*ACTIVITY:* What the task requires is each entry, restated exactly.

[Records excerpted from a collection]
★ ★ ★ ★ ★
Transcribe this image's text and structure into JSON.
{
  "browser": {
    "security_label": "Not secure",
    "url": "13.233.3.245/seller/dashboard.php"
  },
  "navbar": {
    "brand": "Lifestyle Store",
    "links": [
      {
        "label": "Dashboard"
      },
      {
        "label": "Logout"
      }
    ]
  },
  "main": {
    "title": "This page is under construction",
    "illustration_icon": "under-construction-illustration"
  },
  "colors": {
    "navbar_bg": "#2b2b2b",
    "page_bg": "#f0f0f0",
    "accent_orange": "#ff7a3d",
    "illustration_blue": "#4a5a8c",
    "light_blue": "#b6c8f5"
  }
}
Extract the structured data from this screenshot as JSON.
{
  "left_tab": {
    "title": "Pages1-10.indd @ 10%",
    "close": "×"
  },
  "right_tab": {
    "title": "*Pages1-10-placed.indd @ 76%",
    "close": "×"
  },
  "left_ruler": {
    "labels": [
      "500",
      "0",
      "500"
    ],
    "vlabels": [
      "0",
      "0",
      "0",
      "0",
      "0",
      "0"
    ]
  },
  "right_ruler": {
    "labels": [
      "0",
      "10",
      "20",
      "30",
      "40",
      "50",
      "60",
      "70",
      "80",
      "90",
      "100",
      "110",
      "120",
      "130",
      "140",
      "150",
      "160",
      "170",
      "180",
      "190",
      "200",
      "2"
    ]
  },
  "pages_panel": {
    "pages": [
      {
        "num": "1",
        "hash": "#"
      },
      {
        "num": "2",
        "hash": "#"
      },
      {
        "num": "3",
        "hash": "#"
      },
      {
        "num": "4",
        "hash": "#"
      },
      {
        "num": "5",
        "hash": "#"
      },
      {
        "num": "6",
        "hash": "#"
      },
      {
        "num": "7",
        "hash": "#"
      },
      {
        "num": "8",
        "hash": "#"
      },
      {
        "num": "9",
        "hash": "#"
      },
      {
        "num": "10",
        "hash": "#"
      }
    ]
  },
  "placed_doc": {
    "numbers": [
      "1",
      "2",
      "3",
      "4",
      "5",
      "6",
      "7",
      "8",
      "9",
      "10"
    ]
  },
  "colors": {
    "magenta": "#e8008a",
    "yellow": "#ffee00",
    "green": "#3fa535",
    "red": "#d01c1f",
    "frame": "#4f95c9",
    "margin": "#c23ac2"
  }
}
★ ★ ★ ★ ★
*EXERCISE RESPONSE:*
Transcribe this image's text and structure into JSON.
{
  "browser": {
    "security_label": "Not secure",
    "url": "13.233.3.245/seller/dashboard.php"
  },
  "navbar": {
    "brand": "Lifestyle Store",
    "links": [
      {
        "label": "Dashboard"
      },
      {
        "label": "Logout"
      }
    ]
  },
  "main": {
    "title": "This page is under construction",
    "illustration_icon": "under-construction-illustration"
  },
  "colors": {
    "navbar_bg": "#2b2b2b",
    "page_bg": "#f0f0f0",
    "accent_orange": "#ff7a3d",
    "illustration_blue": "#4a5a8c",
    "light_blue": "#b6c8f5"
  }
}
Extract the structured data from this screenshot as JSON.
{
  "left_tab": {
    "title": "Pages1-10.indd @ 10%",
    "close": "×"
  },
  "right_tab": {
    "title": "*Pages1-10-placed.indd @ 76%",
    "close": "×"
  },
  "left_ruler": {
    "labels": [
      "500",
      "0",
      "500"
    ],
    "vlabels": [
      "0",
      "0",
      "0",
      "0",
      "0",
      "0"
    ]
  },
  "right_ruler": {
    "labels": [
      "0",
      "10",
      "20",
      "30",
      "40",
      "50",
      "60",
      "70",
      "80",
      "90",
      "100",
      "110",
      "120",
      "130",
      "140",
      "150",
      "160",
      "170",
      "180",
      "190",
      "200",
      "2"
    ]
  },
  "pages_panel": {
    "pages": [
      {
        "num": "1",
        "hash": "#"
      },
      {
        "num": "2",
        "hash": "#"
      },
      {
        "num": "3",
        "hash": "#"
      },
      {
        "num": "4",
        "hash": "#"
      },
      {
        "num": "5",
        "hash": "#"
      },
      {
        "num": "6",
        "hash": "#"
      },
      {
        "num": "7",
        "hash": "#"
      },
      {
        "num": "8",
        "hash": "#"
      },
      {
        "num": "9",
        "hash": "#"
      },
      {
        "num": "10",
        "hash": "#"
      }
    ]
  },
  "placed_doc": {
    "numbers": [
      "1",
      "2",
      "3",
      "4",
      "5",
      "6",
      "7",
      "8",
      "9",
      "10"
    ]
  },
  "colors": {
    "magenta": "#e8008a",
    "yellow": "#ffee00",
    "green": "#3fa535",
    "red": "#d01c1f",
    "frame": "#4f95c9",
    "margin": "#c23ac2"
  }
}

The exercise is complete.